§ **EXERCISE DESCRIPTION**
Copy out, from the entries below, each line holding the string "кредиту".

§ **SOURCE DATA**

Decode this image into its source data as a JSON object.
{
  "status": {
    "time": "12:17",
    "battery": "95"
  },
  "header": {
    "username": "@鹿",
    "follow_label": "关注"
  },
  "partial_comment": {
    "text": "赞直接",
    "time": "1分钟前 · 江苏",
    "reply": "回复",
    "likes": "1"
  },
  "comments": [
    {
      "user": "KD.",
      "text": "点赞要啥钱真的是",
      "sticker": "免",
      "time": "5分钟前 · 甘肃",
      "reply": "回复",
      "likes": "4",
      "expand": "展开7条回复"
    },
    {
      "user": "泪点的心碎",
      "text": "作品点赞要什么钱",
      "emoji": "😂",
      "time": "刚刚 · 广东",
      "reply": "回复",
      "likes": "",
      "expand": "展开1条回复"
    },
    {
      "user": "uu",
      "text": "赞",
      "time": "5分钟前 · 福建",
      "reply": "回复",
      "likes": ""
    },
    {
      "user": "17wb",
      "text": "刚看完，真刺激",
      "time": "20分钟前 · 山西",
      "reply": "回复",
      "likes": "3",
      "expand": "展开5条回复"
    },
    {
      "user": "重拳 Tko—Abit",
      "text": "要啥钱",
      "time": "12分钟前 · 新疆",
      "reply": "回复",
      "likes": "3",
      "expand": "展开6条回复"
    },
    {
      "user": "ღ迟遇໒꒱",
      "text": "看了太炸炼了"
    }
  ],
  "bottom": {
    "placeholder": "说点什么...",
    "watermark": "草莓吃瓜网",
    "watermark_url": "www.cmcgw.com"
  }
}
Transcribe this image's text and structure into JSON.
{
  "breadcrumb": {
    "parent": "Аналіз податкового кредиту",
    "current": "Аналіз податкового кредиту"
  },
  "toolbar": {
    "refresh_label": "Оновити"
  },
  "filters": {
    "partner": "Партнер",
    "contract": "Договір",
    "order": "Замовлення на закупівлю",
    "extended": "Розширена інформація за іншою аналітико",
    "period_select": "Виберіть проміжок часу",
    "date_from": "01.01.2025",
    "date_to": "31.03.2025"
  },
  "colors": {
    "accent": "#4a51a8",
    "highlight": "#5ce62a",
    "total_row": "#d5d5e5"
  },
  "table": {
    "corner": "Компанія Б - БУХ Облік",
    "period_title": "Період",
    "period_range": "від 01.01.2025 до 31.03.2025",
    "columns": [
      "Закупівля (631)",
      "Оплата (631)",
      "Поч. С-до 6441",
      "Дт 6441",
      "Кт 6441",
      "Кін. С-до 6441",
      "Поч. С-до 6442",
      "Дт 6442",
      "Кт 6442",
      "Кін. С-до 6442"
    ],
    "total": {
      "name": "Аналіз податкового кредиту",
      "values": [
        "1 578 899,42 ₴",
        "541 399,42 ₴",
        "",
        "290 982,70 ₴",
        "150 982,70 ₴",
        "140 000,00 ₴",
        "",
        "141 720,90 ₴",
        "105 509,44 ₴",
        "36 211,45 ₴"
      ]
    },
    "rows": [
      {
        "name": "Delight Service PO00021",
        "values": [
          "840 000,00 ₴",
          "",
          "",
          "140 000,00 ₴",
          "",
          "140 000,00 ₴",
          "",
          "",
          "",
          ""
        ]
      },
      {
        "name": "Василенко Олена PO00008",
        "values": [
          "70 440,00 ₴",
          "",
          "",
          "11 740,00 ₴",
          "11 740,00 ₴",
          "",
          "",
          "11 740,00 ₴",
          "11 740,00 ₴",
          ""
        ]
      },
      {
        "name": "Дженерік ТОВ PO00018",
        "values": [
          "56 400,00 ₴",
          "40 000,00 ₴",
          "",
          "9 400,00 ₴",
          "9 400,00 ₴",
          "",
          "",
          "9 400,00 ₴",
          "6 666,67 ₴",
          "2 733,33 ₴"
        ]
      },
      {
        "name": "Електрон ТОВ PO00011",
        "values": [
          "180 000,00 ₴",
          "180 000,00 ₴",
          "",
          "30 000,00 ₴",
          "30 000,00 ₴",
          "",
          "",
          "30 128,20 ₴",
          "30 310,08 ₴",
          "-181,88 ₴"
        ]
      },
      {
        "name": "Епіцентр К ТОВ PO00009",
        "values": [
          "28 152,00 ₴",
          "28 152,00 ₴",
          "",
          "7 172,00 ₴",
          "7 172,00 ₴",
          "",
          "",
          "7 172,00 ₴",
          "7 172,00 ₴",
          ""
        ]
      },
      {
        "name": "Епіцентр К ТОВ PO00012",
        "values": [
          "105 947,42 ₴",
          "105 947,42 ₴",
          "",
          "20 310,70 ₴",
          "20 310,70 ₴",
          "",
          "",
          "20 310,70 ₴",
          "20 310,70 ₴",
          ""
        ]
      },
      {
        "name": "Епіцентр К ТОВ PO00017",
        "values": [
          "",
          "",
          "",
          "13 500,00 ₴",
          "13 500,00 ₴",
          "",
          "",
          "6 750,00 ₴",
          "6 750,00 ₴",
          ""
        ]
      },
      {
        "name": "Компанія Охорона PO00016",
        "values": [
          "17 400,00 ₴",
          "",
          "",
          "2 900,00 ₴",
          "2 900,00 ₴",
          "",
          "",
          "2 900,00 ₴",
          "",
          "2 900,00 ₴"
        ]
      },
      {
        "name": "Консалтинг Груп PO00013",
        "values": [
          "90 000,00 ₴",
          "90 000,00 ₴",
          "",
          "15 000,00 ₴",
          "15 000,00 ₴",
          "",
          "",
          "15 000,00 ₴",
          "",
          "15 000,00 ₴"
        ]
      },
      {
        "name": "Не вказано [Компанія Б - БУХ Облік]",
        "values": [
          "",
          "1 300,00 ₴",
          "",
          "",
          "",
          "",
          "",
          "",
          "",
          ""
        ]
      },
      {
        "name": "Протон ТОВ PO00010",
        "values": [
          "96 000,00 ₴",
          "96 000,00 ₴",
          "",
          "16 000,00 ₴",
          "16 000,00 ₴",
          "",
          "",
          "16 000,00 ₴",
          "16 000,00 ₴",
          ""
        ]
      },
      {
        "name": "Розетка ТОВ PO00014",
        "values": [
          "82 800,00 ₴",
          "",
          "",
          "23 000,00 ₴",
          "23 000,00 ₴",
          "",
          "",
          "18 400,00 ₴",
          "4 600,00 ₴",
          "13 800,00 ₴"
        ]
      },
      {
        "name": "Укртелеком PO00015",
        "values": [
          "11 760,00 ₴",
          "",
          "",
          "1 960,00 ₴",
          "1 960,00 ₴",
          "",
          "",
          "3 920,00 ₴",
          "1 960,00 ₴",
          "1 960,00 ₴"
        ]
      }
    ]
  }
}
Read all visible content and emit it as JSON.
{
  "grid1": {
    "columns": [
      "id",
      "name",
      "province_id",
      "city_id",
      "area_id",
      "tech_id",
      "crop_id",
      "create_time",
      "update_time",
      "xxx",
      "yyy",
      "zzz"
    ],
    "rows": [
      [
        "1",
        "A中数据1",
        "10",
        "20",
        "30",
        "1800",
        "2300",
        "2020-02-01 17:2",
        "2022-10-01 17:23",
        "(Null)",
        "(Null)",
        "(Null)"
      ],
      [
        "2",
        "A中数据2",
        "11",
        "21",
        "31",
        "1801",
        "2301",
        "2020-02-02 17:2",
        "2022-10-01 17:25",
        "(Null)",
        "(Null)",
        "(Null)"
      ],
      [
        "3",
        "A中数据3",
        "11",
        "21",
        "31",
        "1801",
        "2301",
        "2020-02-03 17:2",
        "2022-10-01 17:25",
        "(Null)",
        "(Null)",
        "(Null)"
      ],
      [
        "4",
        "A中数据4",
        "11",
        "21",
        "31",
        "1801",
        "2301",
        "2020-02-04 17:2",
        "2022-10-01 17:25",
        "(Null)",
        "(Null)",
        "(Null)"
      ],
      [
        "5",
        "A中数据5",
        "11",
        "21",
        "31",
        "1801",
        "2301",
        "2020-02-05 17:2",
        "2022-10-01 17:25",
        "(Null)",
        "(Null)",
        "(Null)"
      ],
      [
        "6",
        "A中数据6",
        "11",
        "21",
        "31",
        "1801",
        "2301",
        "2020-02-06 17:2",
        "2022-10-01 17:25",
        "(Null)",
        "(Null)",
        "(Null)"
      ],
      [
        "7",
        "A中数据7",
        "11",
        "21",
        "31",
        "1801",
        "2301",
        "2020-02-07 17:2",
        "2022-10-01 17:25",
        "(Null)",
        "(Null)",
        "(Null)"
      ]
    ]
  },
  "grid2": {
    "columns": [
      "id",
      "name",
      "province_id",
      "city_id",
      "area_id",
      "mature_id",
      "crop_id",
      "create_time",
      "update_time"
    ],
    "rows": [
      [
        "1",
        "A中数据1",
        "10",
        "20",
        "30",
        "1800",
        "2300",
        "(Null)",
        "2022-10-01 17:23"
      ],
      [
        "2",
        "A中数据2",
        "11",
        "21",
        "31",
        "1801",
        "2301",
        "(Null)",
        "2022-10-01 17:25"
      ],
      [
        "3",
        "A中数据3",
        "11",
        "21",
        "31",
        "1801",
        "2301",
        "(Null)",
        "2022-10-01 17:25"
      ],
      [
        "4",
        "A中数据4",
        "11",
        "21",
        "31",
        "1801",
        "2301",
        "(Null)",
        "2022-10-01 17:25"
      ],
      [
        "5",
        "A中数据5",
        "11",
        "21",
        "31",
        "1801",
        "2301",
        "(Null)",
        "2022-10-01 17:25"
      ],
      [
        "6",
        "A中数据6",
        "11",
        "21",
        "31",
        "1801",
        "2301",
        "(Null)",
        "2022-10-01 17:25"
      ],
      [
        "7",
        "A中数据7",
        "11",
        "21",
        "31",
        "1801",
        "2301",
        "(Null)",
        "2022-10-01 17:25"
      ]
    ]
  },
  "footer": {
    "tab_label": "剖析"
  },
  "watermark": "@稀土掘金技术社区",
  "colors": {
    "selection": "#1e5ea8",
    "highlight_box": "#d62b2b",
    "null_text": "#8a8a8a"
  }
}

§ **RESULT BELOW**
    "parent": "Аналіз податкового кредиту",
    "current": "Аналіз податкового кредиту"
      "name": "Аналіз податкового кредиту",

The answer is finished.